BEST OF ARTIST
07/06/2002
(5 out of 5 stars)

"I really love the Walkabouts import only NIGHTTOWN, which I thought was their absolute best work... Until I heard ENDED UP A STRANGER. No one does a better job of wedding atmosphere and great songs than the Walkabouts. The Tindersticks and Cowboy Junkies may walk similar streets but the Rue de Walkabouts is a unique moody, cinematic strasse illuminated by the twin beacons of Carla Torgerson and Chris Eckman who bathe listeners in the exquisite shadow and light of wonderfully orchestrated songs. Call it fate that they haven't yet developed the sizeable audience here that they enjoy in Europe.

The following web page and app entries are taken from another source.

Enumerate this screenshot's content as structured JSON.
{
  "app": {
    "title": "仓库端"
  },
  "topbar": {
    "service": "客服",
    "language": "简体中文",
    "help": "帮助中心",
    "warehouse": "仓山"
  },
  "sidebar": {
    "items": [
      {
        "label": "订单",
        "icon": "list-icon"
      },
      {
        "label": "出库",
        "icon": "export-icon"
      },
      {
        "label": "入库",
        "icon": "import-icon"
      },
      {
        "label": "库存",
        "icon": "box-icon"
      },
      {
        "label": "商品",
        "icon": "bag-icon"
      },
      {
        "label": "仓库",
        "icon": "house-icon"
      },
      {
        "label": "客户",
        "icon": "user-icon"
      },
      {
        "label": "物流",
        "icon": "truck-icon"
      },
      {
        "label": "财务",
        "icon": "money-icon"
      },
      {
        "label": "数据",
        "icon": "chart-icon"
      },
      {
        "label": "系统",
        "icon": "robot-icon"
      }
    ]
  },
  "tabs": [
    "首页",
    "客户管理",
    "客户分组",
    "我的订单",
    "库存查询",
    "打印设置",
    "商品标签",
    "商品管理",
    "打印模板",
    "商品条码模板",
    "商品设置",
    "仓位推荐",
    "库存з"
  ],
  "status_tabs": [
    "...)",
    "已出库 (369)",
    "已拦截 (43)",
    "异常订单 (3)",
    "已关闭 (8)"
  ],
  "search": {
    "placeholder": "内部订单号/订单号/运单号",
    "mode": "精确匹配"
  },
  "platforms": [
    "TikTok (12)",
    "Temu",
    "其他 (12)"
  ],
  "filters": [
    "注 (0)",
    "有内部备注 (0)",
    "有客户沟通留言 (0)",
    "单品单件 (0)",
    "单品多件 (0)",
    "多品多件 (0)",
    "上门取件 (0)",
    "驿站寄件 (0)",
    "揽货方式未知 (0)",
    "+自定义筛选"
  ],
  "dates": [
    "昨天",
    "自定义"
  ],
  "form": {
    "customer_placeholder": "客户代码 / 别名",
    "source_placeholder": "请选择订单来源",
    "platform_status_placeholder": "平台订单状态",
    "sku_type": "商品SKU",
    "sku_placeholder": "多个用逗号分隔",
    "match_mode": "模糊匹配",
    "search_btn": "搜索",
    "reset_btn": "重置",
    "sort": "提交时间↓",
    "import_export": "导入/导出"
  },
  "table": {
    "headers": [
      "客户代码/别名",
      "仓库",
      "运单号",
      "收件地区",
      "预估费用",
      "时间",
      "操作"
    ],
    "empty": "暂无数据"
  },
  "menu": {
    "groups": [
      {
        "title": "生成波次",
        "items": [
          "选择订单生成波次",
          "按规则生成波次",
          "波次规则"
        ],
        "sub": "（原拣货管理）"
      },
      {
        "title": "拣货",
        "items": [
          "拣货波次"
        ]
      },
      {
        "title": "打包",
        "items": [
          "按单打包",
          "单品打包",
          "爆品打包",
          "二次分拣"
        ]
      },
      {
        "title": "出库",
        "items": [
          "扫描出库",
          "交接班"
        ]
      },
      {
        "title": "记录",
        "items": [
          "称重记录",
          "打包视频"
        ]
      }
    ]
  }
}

There is hardly anyone who makes more haunting, achingly beautiful music..."